## [PROBLEM TO WORK ON]
Print every entry again, precisely as written.

## [SOURCE DATA]
--
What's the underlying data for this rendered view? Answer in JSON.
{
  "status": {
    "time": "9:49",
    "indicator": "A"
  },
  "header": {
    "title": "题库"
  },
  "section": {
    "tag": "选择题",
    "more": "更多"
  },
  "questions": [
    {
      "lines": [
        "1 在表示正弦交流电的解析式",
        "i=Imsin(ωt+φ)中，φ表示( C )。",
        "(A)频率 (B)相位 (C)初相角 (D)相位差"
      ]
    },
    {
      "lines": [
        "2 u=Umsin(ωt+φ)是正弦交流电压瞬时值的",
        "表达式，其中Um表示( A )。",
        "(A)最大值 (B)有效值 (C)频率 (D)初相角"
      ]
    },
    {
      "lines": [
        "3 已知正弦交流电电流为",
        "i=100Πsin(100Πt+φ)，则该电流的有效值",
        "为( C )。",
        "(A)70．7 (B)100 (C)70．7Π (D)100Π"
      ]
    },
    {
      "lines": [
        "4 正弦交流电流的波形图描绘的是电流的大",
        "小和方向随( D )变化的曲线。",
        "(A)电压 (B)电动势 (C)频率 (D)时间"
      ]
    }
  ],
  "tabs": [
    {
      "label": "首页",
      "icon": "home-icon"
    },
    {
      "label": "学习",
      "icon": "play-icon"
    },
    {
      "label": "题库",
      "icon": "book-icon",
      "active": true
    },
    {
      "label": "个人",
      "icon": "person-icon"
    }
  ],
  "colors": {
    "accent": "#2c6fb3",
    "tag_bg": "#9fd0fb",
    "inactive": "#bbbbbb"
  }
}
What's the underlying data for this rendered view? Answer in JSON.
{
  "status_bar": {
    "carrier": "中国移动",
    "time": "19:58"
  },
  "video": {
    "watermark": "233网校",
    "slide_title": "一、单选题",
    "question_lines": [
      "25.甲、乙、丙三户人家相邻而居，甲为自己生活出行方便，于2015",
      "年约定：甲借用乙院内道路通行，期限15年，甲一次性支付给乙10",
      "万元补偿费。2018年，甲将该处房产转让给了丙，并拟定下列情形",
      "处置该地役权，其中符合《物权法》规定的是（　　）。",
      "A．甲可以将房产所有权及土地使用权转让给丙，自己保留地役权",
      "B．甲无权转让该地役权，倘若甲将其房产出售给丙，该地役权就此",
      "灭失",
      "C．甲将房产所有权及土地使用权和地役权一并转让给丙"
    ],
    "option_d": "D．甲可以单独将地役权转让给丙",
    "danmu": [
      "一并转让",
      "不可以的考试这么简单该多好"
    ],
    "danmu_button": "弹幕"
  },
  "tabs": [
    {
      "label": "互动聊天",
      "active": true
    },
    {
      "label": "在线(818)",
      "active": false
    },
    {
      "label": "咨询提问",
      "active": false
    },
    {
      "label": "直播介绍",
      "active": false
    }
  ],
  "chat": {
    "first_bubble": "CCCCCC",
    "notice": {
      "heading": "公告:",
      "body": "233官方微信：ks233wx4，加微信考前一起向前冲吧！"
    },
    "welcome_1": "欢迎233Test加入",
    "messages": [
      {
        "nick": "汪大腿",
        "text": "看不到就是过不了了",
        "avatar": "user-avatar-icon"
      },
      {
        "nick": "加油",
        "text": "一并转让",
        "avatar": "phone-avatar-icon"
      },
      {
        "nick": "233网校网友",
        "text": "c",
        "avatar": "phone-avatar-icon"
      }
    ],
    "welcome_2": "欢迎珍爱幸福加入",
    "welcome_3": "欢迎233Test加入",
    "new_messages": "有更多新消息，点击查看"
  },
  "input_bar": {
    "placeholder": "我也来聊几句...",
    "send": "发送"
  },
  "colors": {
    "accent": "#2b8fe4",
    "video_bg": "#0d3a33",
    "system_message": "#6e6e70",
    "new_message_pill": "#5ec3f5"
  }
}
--
## [RESULT FOR THIS EXERCISE]
What's the underlying data for this rendered view? Answer in JSON.
{
  "status": {
    "time": "9:49",
    "indicator": "A"
  },
  "header": {
    "title": "题库"
  },
  "section": {
    "tag": "选择题",
    "more": "更多"
  },
  "questions": [
    {
      "lines": [
        "1 在表示正弦交流电的解析式",
        "i=Imsin(ωt+φ)中，φ表示( C )。",
        "(A)频率 (B)相位 (C)初相角 (D)相位差"
      ]
    },
    {
      "lines": [
        "2 u=Umsin(ωt+φ)是正弦交流电压瞬时值的",
        "表达式，其中Um表示( A )。",
        "(A)最大值 (B)有效值 (C)频率 (D)初相角"
      ]
    },
    {
      "lines": [
        "3 已知正弦交流电电流为",
        "i=100Πsin(100Πt+φ)，则该电流的有效值",
        "为( C )。",
        "(A)70．7 (B)100 (C)70．7Π (D)100Π"
      ]
    },
    {
      "lines": [
        "4 正弦交流电流的波形图描绘的是电流的大",
        "小和方向随( D )变化的曲线。",
        "(A)电压 (B)电动势 (C)频率 (D)时间"
      ]
    }
  ],
  "tabs": [
    {
      "label": "首页",
      "icon": "home-icon"
    },
    {
      "label": "学习",
      "icon": "play-icon"
    },
    {
      "label": "题库",
      "icon": "book-icon",
      "active": true
    },
    {
      "label": "个人",
      "icon": "person-icon"
    }
  ],
  "colors": {
    "accent": "#2c6fb3",
    "tag_bg": "#9fd0fb",
    "inactive": "#bbbbbb"
  }
}
What's the underlying data for this rendered view? Answer in JSON.
{
  "status_bar": {
    "carrier": "中国移动",
    "time": "19:58"
  },
  "video": {
    "watermark": "233网校",
    "slide_title": "一、单选题",
    "question_lines": [
      "25.甲、乙、丙三户人家相邻而居，甲为自己生活出行方便，于2015",
      "年约定：甲借用乙院内道路通行，期限15年，甲一次性支付给乙10",
      "万元补偿费。2018年，甲将该处房产转让给了丙，并拟定下列情形",
      "处置该地役权，其中符合《物权法》规定的是（　　）。",
      "A．甲可以将房产所有权及土地使用权转让给丙，自己保留地役权",
      "B．甲无权转让该地役权，倘若甲将其房产出售给丙，该地役权就此",
      "灭失",
      "C．甲将房产所有权及土地使用权和地役权一并转让给丙"
    ],
    "option_d": "D．甲可以单独将地役权转让给丙",
    "danmu": [
      "一并转让",
      "不可以的考试这么简单该多好"
    ],
    "danmu_button": "弹幕"
  },
  "tabs": [
    {
      "label": "互动聊天",
      "active": true
    },
    {
      "label": "在线(818)",
      "active": false
    },
    {
      "label": "咨询提问",
      "active": false
    },
    {
      "label": "直播介绍",
      "active": false
    }
  ],
  "chat": {
    "first_bubble": "CCCCCC",
    "notice": {
      "heading": "公告:",
      "body": "233官方微信：ks233wx4，加微信考前一起向前冲吧！"
    },
    "welcome_1": "欢迎233Test加入",
    "messages": [
      {
        "nick": "汪大腿",
        "text": "看不到就是过不了了",
        "avatar": "user-avatar-icon"
      },
      {
        "nick": "加油",
        "text": "一并转让",
        "avatar": "phone-avatar-icon"
      },
      {
        "nick": "233网校网友",
        "text": "c",
        "avatar": "phone-avatar-icon"
      }
    ],
    "welcome_2": "欢迎珍爱幸福加入",
    "welcome_3": "欢迎233Test加入",
    "new_messages": "有更多新消息，点击查看"
  },
  "input_bar": {
    "placeholder": "我也来聊几句...",
    "send": "发送"
  },
  "colors": {
    "accent": "#2b8fe4",
    "video_bg": "#0d3a33",
    "system_message": "#6e6e70",
    "new_message_pill": "#5ec3f5"
  }
}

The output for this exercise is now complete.